I recently started listening to books and am addicted! Sci-fi is my favorite genre!
I will, if they can persevere the boredom of the first half
He brought the intensity to the story especially when the story itself was flat!
As one of the other reviewers mentioned, the first half of the story was simply dragging. The writers spent far too much time in character development which, when you look at it, wasn't all that necessary. I got the book to read more about the dystopian world, what I got was more of the back story of the characters, and what it seemed like, lasted for more than half the book. But I don't want to say that the story was all bad, I liked it when it finally picked up after the hammer struck the earth. I liked the story even more when the writers finally portrayed the end of the world scenarios.
Like others said, it took a long time for this to get going - a lot of characters, a lot of situations. Though I figured it was all set up for the rest of the book, sometimes I was still like "Ok, WHO is this now??" Especially when you haven't really figured out who is who yet -- a lot of the names are similar, so its kind of confusing (especially while you're driving your commute!) -- you have Maureen, Eileen, Colleen... lot of "eens" there. Then there's Harvey, Harry and Hamner... over time (and this is a loong book, which is good) - you finally get used to who is who..
I found the black "lingo" laughable - but I guess that's how it was back "in the day" in some parts of the country but it sounds silly now. Other than that -- it definitely picked up and was very satisfying - I ended up enjoying it very much.I'd recommend to those who like TEOTW disaster stories.
While this story is based in the 70's it is an utterly enthralling book and is a must listen. Fabulously performed by Marc Vietor I found myself hanging on every chapter. A frighteningly real scenario from which many movies were no doubt spawned. Loved it.
My books are water; those of the great geniuses are wine; (fortunately) everybody drinks water. - Mark Twain
Highly recommended for science fiction enthusiasts. An amatuer astronomer discovers a comet. At first scientists don't veiw it as a threat, but as it gets closer the chances of an impact grow. The main characters are first assaulted by the destructive comet, then horrified at the world after impact, and finally must struggle for their existence. For science fiction this novel has aged well, especially because much of the book is set in a world where technology has been destroyed. Stephen King's "The Stand" clearly found some of it's inspiration for this classic science fiction piece.
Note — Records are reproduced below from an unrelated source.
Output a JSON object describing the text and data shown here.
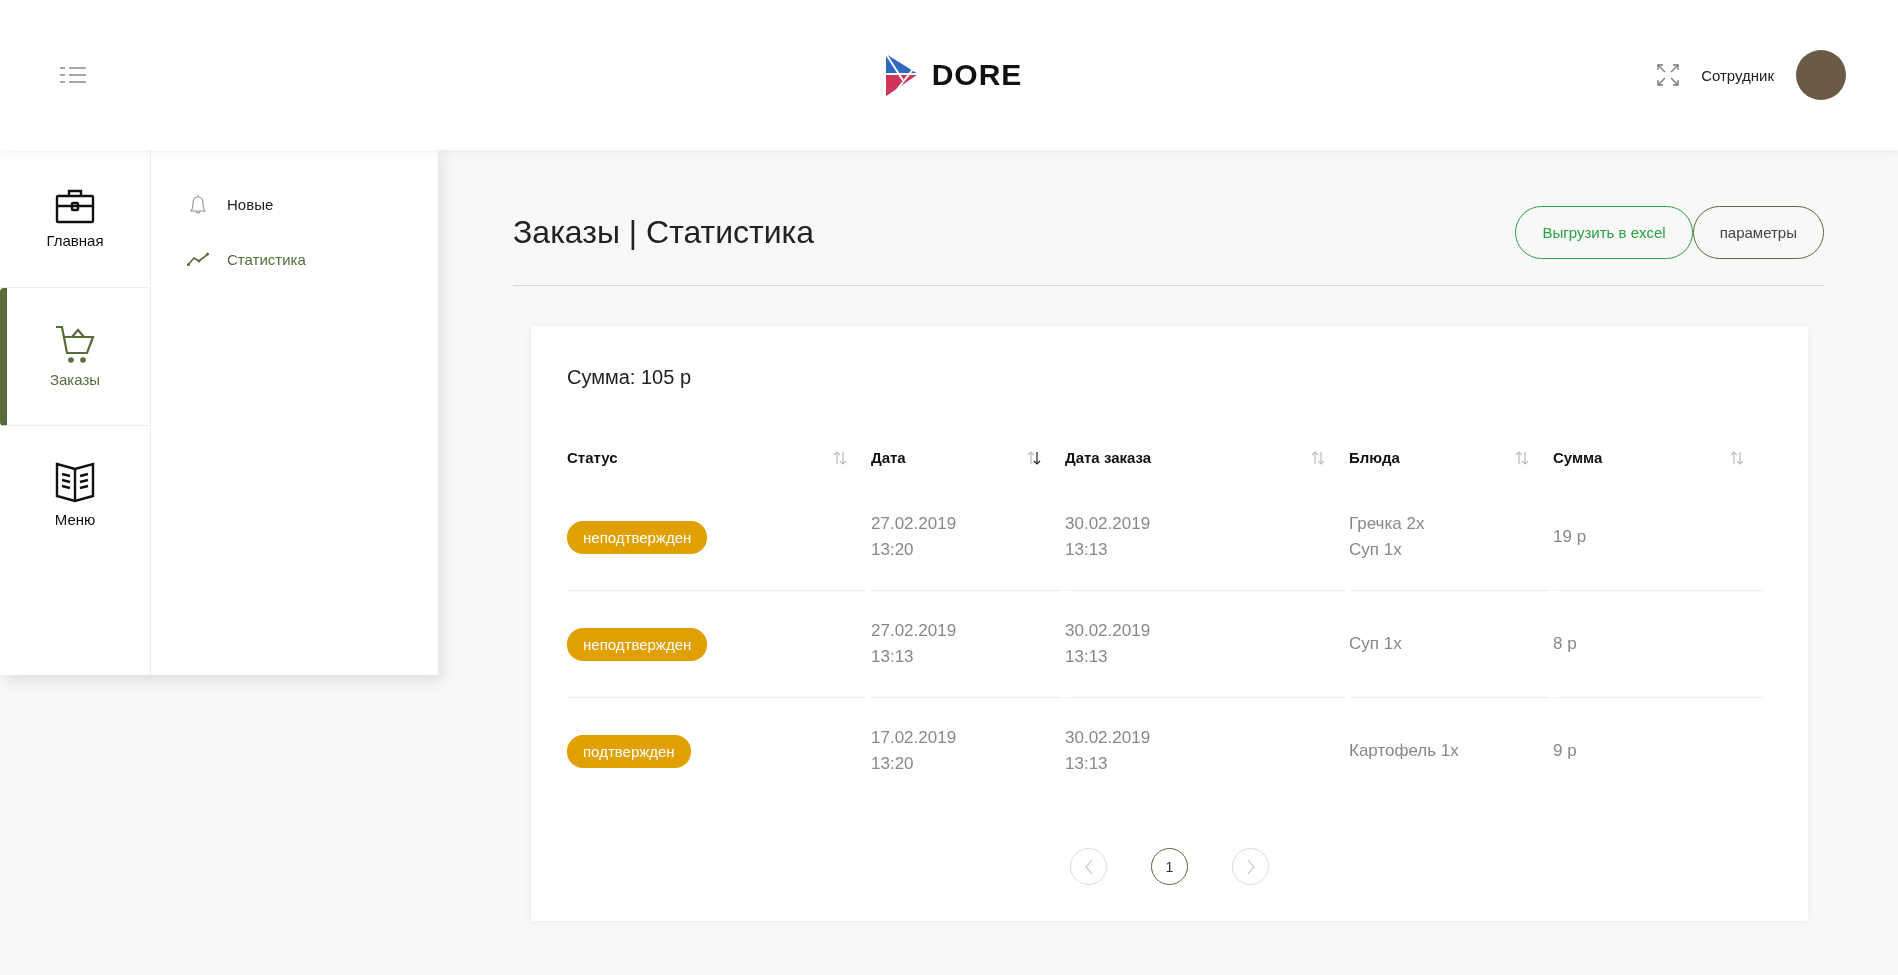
{
  "header": {
    "logo_text": "DORE",
    "user_name": "Сотрудник"
  },
  "sidebar": {
    "items": [
      {
        "label": "Главная",
        "selected": false
      },
      {
        "label": "Заказы",
        "selected": true
      },
      {
        "label": "Меню",
        "selected": false
      }
    ]
  },
  "subnav": {
    "items": [
      {
        "label": "Новые",
        "selected": false
      },
      {
        "label": "Статистика",
        "selected": true
      }
    ]
  },
  "page": {
    "title": "Заказы | Статистика",
    "buttons": [
      {
        "label": "Выгрузить в excel",
        "kind": "export"
      },
      {
        "label": "параметры",
        "kind": "params"
      }
    ]
  },
  "summary": "Сумма: 105 р",
  "table": {
    "columns": [
      {
        "label": "Статус",
        "sorted": false
      },
      {
        "label": "Дата",
        "sorted": true
      },
      {
        "label": "Дата заказа",
        "sorted": false
      },
      {
        "label": "Блюда",
        "sorted": false
      },
      {
        "label": "Сумма",
        "sorted": false
      }
    ],
    "rows": [
      {
        "status": "неподтвержден",
        "date": [
          "27.02.2019",
          "13:20"
        ],
        "order_date": [
          "30.02.2019",
          "13:13"
        ],
        "dishes": [
          "Гречка 2x",
          "Суп 1x"
        ],
        "sum": "19 р"
      },
      {
        "status": "неподтвержден",
        "date": [
          "27.02.2019",
          "13:13"
        ],
        "order_date": [
          "30.02.2019",
          "13:13"
        ],
        "dishes": [
          "Суп 1x"
        ],
        "sum": "8 р"
      },
      {
        "status": "подтвержден",
        "date": [
          "17.02.2019",
          "13:20"
        ],
        "order_date": [
          "30.02.2019",
          "13:13"
        ],
        "dishes": [
          "Картофель 1x"
        ],
        "sum": "9 р"
      }
    ]
  },
  "pagination": {
    "prev_disabled": true,
    "next_disabled": true,
    "pages": [
      {
        "label": "1",
        "selected": true
      }
    ]
  }
}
Unfortunately, the story is too dated. Writing is ok but needed some serious editing. Some parts were laughable even though they weren't suppose to be. Don't waste your time, try Swan Song instead.
Best SIFI story so far.
Dan Forrester the scientist. He's solving problems through his knowledge of science and his character/personality is most resilient to the post apocalyptic world.
The brotherhood's attack on Senator's Jellison's ranch.
Mankind is 3 meals away from revolution.
If this was the only book I ever read by these authors, no, I would not.
They could have written a less mundane book. I guess the book is supposed to be soft-scifi, but I don't find the choice of characters and their stories engaging at all, it being a cross of real-world drama with very weak sci-fi elements.
I can't find any fault with the narration.
The dynamics between the russian and american astronauts, even though the russians are depicted from a very american viewpoint.
After listening to the book for 6 hours and getting nothing but uninteresting, unappealing character stories the comet has yet to hit the earth. I just don't think it's relevant to any sci-fi story to explore however a journalist has sex on wednesdays or mondays, wether their wife is pretty enough at parties, what nickname a gangster has taken after running away from home or other real world events that I read sci-fi to avoid.
I read "a mote I god's eye" in the days before e-readers and Audible and remembered enjoying it. So purely on the vague recollection I thought I'd give this a try. Yes it's a little dated... The commies are America's greatest enemy and calculators are referred to as "pocket computers" but that quickly fades into the irrelevant as the strength of the characters and the story takes the forefront. It sucks you in and keeps you engaged right to the last word.
I was really captivated by this book from the very start. It sweeps you into the story right away and teases you into following every turn. The build-up and the event are definitely good listening.
The aftermath, however, started well... then kept on going... and going. It's seemed like it would never end. Too much detail and too many threads that I didn't really care if they were tied up or not.
If you read this one you can easily stop when you start getting bored of the aftermath. You won't miss anything at the end.
The narrator did a decent job. He disappeared into the woodwork like he should, and didn't distract from the story with annoying habits or bad performance.
Excellent story until the very end. There was a lot of story and character development before the event though I'll have to go back to tie up some apparent loose ends. The event description was outstanding. The closer we get to the end the more the story turns obscure or pointless. In the end the speeches were hollow and it became difficult to listen to without being disappointed. Maybe it's odd to compare this story to The Stand but a similar apocalyptic formula was used with The Stand having a much stronger finish.
Marc Vietor's narration was great. He had mostly believable voices for the characters and was consistent throughout. I'll be looking for more of Marc's work.